Welcome! As part of its ongoing mission to document the Art and Production History of Star Trek, this site will present technical articles on Star Trek prop and costume authentication - focusing on The Original Series - with detailed photos and episode screenshots to complement the information presented; as well as feature pictorials to showcase Star Trek memorabilia in private & public collections, present rare Behind The Scenes TOS imagery & discuss other topics.
Gerald Gurian is a 40+ year collector of screen used Star Trek memorabilia and a passionate fan of TOS
- Star Trek TOS At Auction Part I - Gurian Collection Highlights - Greg Jein TOS Hero Type II Phaser
-Authenticating a TOS Communicator -6 Myths About Star Trek Prop Design -Star Trek 3rd Season Command Tunic
- Design Features of TOS Tricorders -Star Trek Props At National Air & Space - TOS Leatherette Tricorder
- TOS Federation Sciences Dress -Desilu Studio TOS Prop Fabrication - Unreleased Allen/Gurian Prop Photos
- The Beautiful Women of TOS Part I -TOS U.S.S. Enterprise 11' Filming Model - Captain Kirk's Chair from TOS
- Spock Ears -TOS Control Panels & Displays - Mr. Spock's Science Station
- TOS Soundstage at Desilu -TOS Shatner Romulan Pants - The Beautiful Women of TOS Pt. II
- TOS Galileo Shuttlecraft -Greg Jein TOS Cage Laser Pistol - TOS 3rd Season Midgrade Type II Phaser
- Dr. McCoy's Sickbay on TOS -TOS Balok Puppet Head - Captain Kirk "Mirror, Mirror" Tunic
- Greg Jein TOS Hero Tricorder -1992 Smithsonian TOS Cast Video - TOS 1st Season Command Tunic
- TOS "Where No Man" Silver Contact Lenses -TOS Special Effects: The Transporter - The Art of Matt Jefferies
- TOS "Space Seed" Gold Mesh Jumpsuit -Gorn Costume from "Arena" - Rare TOS Behind-the-Scenes Videos
- TOS Stunt Type II Phaser -1993 Bill Theiss Estate Auction - TOS Shatner Command Dress Tunic
- TOS Elasian Royal Guard Tunic -TOS Finnegan Silver "Shore Leave" Tunic - TOS Science Officer Tunic "The Cage"
- TOS Shatner Early 1st Season Command Tunic -William Shatner TOS Tunics At Auction - TOS Shatner Late 1st Season Command Tunic

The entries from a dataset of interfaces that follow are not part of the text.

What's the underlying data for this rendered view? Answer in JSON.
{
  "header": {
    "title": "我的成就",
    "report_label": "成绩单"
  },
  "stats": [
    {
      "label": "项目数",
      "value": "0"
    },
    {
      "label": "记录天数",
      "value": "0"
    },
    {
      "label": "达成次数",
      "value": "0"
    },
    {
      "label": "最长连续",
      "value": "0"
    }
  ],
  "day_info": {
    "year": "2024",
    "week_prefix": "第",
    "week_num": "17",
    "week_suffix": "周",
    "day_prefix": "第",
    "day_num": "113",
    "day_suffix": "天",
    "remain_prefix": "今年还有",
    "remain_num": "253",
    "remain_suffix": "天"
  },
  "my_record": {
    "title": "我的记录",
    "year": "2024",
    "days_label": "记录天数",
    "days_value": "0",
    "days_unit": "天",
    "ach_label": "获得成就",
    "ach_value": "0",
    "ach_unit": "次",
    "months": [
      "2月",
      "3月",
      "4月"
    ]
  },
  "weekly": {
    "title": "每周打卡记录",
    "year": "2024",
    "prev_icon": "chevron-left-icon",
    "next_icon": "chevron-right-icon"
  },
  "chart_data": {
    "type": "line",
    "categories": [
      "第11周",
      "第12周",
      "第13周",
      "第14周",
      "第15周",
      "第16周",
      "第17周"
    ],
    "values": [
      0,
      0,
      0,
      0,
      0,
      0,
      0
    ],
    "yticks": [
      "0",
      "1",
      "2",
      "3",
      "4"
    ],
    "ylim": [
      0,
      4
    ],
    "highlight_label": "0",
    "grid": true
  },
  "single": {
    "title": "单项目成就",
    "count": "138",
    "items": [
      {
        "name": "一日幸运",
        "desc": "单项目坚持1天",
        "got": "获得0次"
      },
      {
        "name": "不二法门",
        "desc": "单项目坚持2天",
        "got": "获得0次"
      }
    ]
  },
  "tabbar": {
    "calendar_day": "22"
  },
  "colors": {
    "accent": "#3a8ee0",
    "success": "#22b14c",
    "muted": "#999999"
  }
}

Thursday, March 20, 2014

Star Trek: The Experience TNG Ops Chair Measurement Study

Presented below are several photos providing approximate dimensional data on one of the Star Trek: The Next Generation Ops Chairs that was formerly on display in the full scale Enterprise D Bridge recreation at the Star Trek: The Experience attraction in Nevada; which completed an 11 year run at the Las Vegas Hilton in September, 2008.  While this chair was not screen used in the production of the television series; it was constructed by the Paramount studios prop department and likely is an accurate representation of the size of the screen used chairs.  This replica stands approximately 39.5" in height, is 21.5" wide (based on the measure of it's widest cushion section; ignoring the irregularly shaped wood base which protrudes several inches from one side beneath the upholstered sections), and is approx. 41.5" in length from the back of the headrest to the furthest leading edge of the frontmost pillow section.

Unlike the previous ST:TE furniture measurement studies presented on this website, which contained many images where a ruler is shown to verify the dimension each time, I thought it best to display multiple measurements taken on the Ops Chair simultaneously as annotations on a smaller set of selected photos in this presentation.   That is due to the fact that the Ops Chair is almost entirely designed as a collection of curved surfaces - all of its light beige pillows have rounded ends along all four sides and the top of each pillow is rounded, so it was necessary in many cases when measuring to extrapolate where an imaginary line extended from the center of the pillow (the highest point) would hit the tape measure positioned along the edge of the chair geometry.  And given that there is built in perspective from an imperfect camera angle - the measures one would conclude just by looking at a photo of the ruler against the chair in many cases for this study would be deceiving and incorrect - and read perhaps up to an inch or more off the true value achieved by looking straight on from close beside the correctly positioned tape measure.  I initially attempted to photograph every individual measurement, and some of the better (less affected by perspective) examples are presented after the annotated images for curiosity sake, but it is suggested that the reader just rely on the annotated dimensions presented in the initial photos.  

Below then are the detailed measurements for the Next Generation Ops Chair ...

Below are some of the individual measurement photography attempts.  The first four suffer worst from camera angle, while the remaining ones tend to confirm the earlier annotations.